Activity:
Exact reproduction of the listing is required. Pictures are not reproduced.

Records:
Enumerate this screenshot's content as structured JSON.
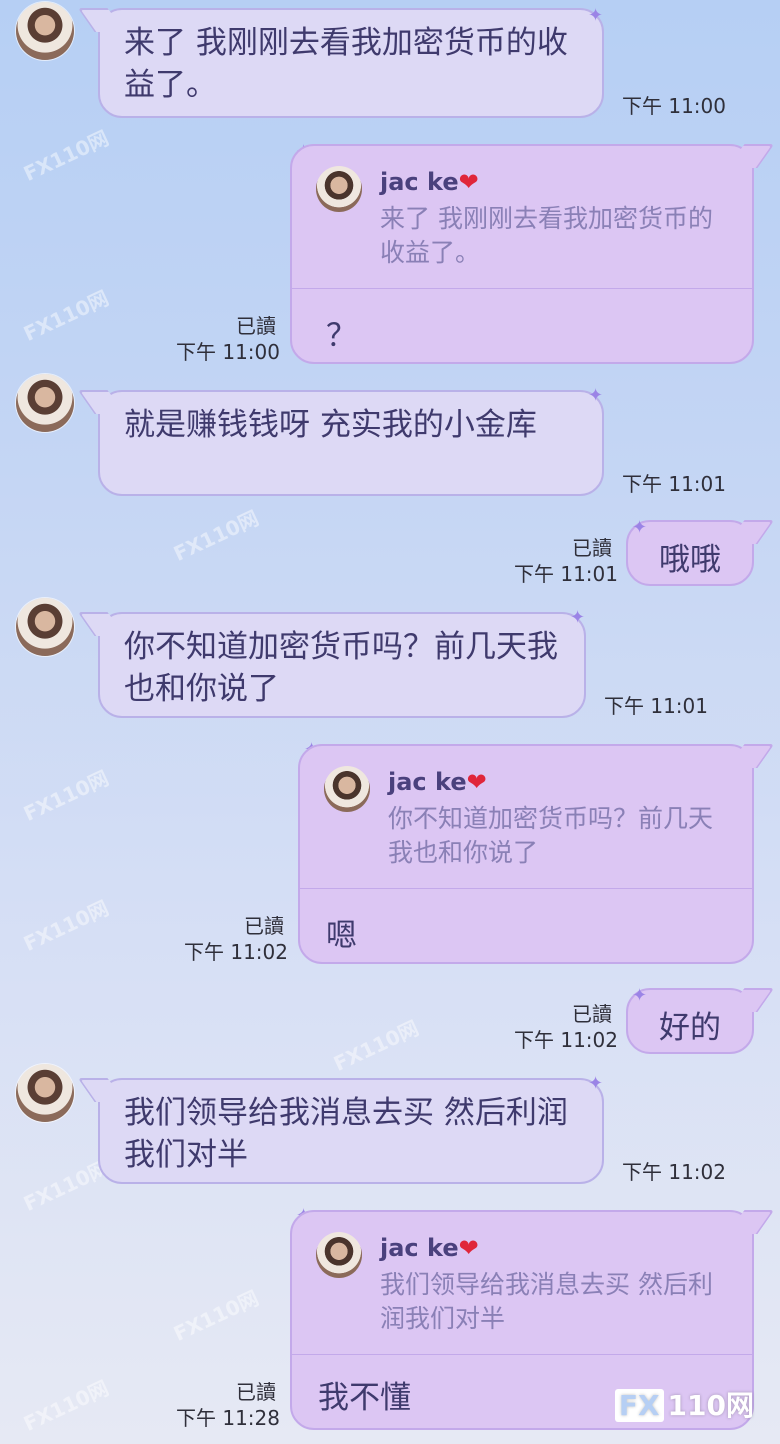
{
  "watermark": "FX110网",
  "logo": {
    "fx": "FX",
    "rest": "110网"
  },
  "messages": [
    {
      "text": "来了  我刚刚去看我加密货币的收益了。",
      "time": "下午 11:00"
    },
    {
      "reply": {
        "name": "jac ke",
        "quote": "来了  我刚刚去看我加密货币的收益了。",
        "text": "？"
      },
      "read": "已讀",
      "time": "下午 11:00"
    },
    {
      "text": "就是赚钱钱呀  充实我的小金库",
      "time": "下午 11:01"
    },
    {
      "text": "哦哦",
      "read": "已讀",
      "time": "下午 11:01"
    },
    {
      "text": "你不知道加密货币吗？前几天我也和你说了",
      "time": "下午 11:01"
    },
    {
      "reply": {
        "name": "jac ke",
        "quote": "你不知道加密货币吗？前几天我也和你说了",
        "text": "嗯"
      },
      "read": "已讀",
      "time": "下午 11:02"
    },
    {
      "text": "好的",
      "read": "已讀",
      "time": "下午 11:02"
    },
    {
      "text": "我们领导给我消息去买  然后利润我们对半",
      "time": "下午 11:02"
    },
    {
      "reply": {
        "name": "jac ke",
        "quote": "我们领导给我消息去买 然后利润我们对半",
        "text": "我不懂"
      },
      "read": "已讀",
      "time": "下午 11:28"
    }
  ]
}
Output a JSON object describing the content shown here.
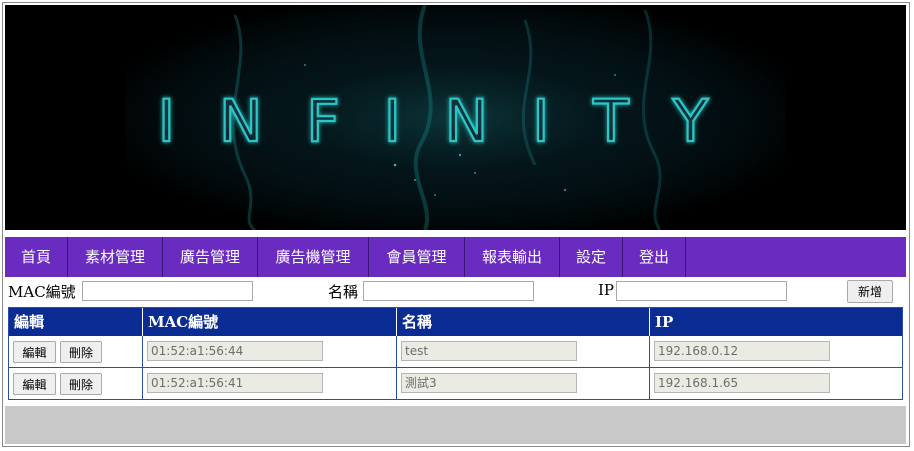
{
  "banner": {
    "logo_text": "INFINITY"
  },
  "nav": {
    "items": [
      {
        "label": "首頁"
      },
      {
        "label": "素材管理"
      },
      {
        "label": "廣告管理"
      },
      {
        "label": "廣告機管理"
      },
      {
        "label": "會員管理"
      },
      {
        "label": "報表輸出"
      },
      {
        "label": "設定"
      },
      {
        "label": "登出"
      }
    ]
  },
  "search": {
    "mac_label": "MAC編號",
    "mac_value": "",
    "name_label": "名稱",
    "name_value": "",
    "ip_label": "IP",
    "ip_value": "",
    "add_button": "新增"
  },
  "table": {
    "headers": [
      "編輯",
      "MAC編號",
      "名稱",
      "IP"
    ],
    "edit_label": "編輯",
    "delete_label": "刪除",
    "rows": [
      {
        "mac": "01:52:a1:56:44",
        "name": "test",
        "ip": "192.168.0.12"
      },
      {
        "mac": "01:52:a1:56:41",
        "name": "測試3",
        "ip": "192.168.1.65"
      }
    ]
  },
  "colors": {
    "nav_bg": "#6a2bc1",
    "table_header_bg": "#0b2d93",
    "footer_bg": "#c8c8c8",
    "logo_glow": "#1fb3b3"
  }
}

Output:
Enumerate this screenshot's content as structured JSON.
{
  "watermark": "FX110网",
  "logo": {
    "fx": "FX",
    "rest": "110网"
  },
  "messages": [
    {
      "text": "来了  我刚刚去看我加密货币的收益了。",
      "time": "下午 11:00"
    },
    {
      "reply": {
        "name": "jac ke",
        "quote": "来了  我刚刚去看我加密货币的收益了。",
        "text": "？"
      },
      "read": "已讀",
      "time": "下午 11:00"
    },
    {
      "text": "就是赚钱钱呀  充实我的小金库",
      "time": "下午 11:01"
    },
    {
      "text": "哦哦",
      "read": "已讀",
      "time": "下午 11:01"
    },
    {
      "text": "你不知道加密货币吗？前几天我也和你说了",
      "time": "下午 11:01"
    },
    {
      "reply": {
        "name": "jac ke",
        "quote": "你不知道加密货币吗？前几天我也和你说了",
        "text": "嗯"
      },
      "read": "已讀",
      "time": "下午 11:02"
    },
    {
      "text": "好的",
      "read": "已讀",
      "time": "下午 11:02"
    },
    {
      "text": "我们领导给我消息去买  然后利润我们对半",
      "time": "下午 11:02"
    },
    {
      "reply": {
        "name": "jac ke",
        "quote": "我们领导给我消息去买 然后利润我们对半",
        "text": "我不懂"
      },
      "read": "已讀",
      "time": "下午 11:28"
    }
  ]
}
Output a JSON object describing the content shown here.
{
  "banner": {
    "logo_text": "INFINITY"
  },
  "nav": {
    "items": [
      {
        "label": "首頁"
      },
      {
        "label": "素材管理"
      },
      {
        "label": "廣告管理"
      },
      {
        "label": "廣告機管理"
      },
      {
        "label": "會員管理"
      },
      {
        "label": "報表輸出"
      },
      {
        "label": "設定"
      },
      {
        "label": "登出"
      }
    ]
  },
  "search": {
    "mac_label": "MAC編號",
    "mac_value": "",
    "name_label": "名稱",
    "name_value": "",
    "ip_label": "IP",
    "ip_value": "",
    "add_button": "新增"
  },
  "table": {
    "headers": [
      "編輯",
      "MAC編號",
      "名稱",
      "IP"
    ],
    "edit_label": "編輯",
    "delete_label": "刪除",
    "rows": [
      {
        "mac": "01:52:a1:56:44",
        "name": "test",
        "ip": "192.168.0.12"
      },
      {
        "mac": "01:52:a1:56:41",
        "name": "測試3",
        "ip": "192.168.1.65"
      }
    ]
  },
  "colors": {
    "nav_bg": "#6a2bc1",
    "table_header_bg": "#0b2d93",
    "footer_bg": "#c8c8c8",
    "logo_glow": "#1fb3b3"
  }
}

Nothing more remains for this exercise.